Increasing pressures from the C-Suite are challenging Jones Lang LaSalle (JLL) Global Corporate Real Estate Trends report, which polled 630 corporate real estate executives in more than 39 countries. The report identifies the top nine demands that corporate real estate teams expect within the next three years, and simultaneously tracks that many respondents collectively feel unprepared and under-resourced to fulfil these rising expectations.departments’ current resources and staff expertise, according to the biennial
Greater engagement with the C-suite and more alignment between business and corporate real estate strategy is a welcome challenge. However, our survey shows that a large percentage of corporate real estate departments have not been given the resources or training that they need to fulfil rising productivity expectations.

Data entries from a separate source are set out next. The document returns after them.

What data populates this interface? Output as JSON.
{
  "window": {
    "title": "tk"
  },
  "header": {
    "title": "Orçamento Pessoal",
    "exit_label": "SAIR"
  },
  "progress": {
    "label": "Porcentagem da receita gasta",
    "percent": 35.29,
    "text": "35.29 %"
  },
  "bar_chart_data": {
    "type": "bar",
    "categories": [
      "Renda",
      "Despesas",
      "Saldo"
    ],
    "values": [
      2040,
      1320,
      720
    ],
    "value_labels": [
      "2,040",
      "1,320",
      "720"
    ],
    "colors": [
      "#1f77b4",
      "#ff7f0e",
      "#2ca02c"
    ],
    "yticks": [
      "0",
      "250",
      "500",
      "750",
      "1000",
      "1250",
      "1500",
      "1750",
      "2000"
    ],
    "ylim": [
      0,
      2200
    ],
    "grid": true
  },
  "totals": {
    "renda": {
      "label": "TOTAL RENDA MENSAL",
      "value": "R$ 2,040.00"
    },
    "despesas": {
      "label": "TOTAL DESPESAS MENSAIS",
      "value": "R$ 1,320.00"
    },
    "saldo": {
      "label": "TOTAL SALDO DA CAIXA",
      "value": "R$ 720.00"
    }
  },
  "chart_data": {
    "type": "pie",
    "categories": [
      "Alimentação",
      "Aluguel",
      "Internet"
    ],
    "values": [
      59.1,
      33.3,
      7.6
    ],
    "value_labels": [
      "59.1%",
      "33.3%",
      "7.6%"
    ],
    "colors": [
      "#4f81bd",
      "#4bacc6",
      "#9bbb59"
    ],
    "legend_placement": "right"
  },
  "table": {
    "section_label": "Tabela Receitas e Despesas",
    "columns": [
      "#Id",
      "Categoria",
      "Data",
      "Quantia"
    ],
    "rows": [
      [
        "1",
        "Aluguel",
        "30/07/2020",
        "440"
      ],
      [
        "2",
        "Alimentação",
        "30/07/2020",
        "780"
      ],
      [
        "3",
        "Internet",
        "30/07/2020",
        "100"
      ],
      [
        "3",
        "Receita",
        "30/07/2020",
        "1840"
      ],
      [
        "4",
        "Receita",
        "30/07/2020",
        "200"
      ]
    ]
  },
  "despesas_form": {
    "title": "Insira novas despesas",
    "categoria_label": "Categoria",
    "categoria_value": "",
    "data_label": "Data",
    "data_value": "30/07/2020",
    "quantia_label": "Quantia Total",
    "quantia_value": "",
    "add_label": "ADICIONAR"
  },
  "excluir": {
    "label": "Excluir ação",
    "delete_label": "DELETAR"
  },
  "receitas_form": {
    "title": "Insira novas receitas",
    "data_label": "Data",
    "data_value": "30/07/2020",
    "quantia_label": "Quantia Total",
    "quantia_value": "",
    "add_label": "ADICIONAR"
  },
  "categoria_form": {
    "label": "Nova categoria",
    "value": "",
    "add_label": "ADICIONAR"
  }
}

Of the executives surveyed, 68 percent face increased demand from senior business leaders to enhance portfolio productivity. Productivity improvement was an emerging trend in our 2011 report – now increased to a “high expectation.”
Nine Rising Demands
Following are nine demands that corporate real estate executives are facing during the next three years – which they are challenged to realize:
At the same time, only approximately one-third of global corporate real estate leaders surveyed feel “well-equipped” to meet the rising level of new demands being placed upon them.
Equipping CRE teams typically requires investment, however, and entrenched resistance to capital expenditure can be a difficult hurdle to clear. Our survey reveals that 48 percent of CRE executives view financial constraints as their greatest limitation to adding more strategic value to their businesses, while 34 percent also cite lack of effectiveand analytics. Many survey respondents stated that they lack the technology and resources to strategically transform their portfolio, while also cutting costs.
This deficiency is also noted by CoreNet Global in similar research. Our report's focus on cost-versus-revenue is connected directly to the corporate real estate industry’s long-running paradox of efficiency-versus-effectiveness, according to Richard Kadzis, Vice President of Strategic Communications for CoreNet Global, the world’s leading professional association for corporate real estate executives. As Kadzis has stated, CoreNet Global's Corporate Real Estate 2020 research forecasts how "the corporate conversation will shift from cost cutting to value creation," and our new study can help "shed more light on this important shift.”
One broader strategy already being implemented is that CRE teams are working more closely not just with the C-suite, but also with other key support functions such as HR, finance and IT. As Global Corporate Real Estate Trends reports, the formation of collaborative organizational structures, such as shared services, is likely to increase over the next three years. This finding was also validated in Corporate Real Estate 2020, which reads, “the intersection of collaborating support functions will help ensure that enabled employees are more productive, better equipped and have higher satisfaction levels – resulting in significant returns for the corporation.”
Wondering where your firm stands? Find out how your organization compares in key areas such as outsourcing plans, workplace strategy and resource capacity. Answer five quick questions via JLL’s interactive online tool and receive an instant comparison of your responses with the survey result norms.To request a full copy of the report, visit www.jll.com/globalCREtrendsor download a presentation on JLL’s Slideshare profile. Social media users can also engage in the conversation about the future of corporate real estate on Twitter using #CRETrends.
Doug Sharp, is president of corporate solutions with Jones Lang LaSalle.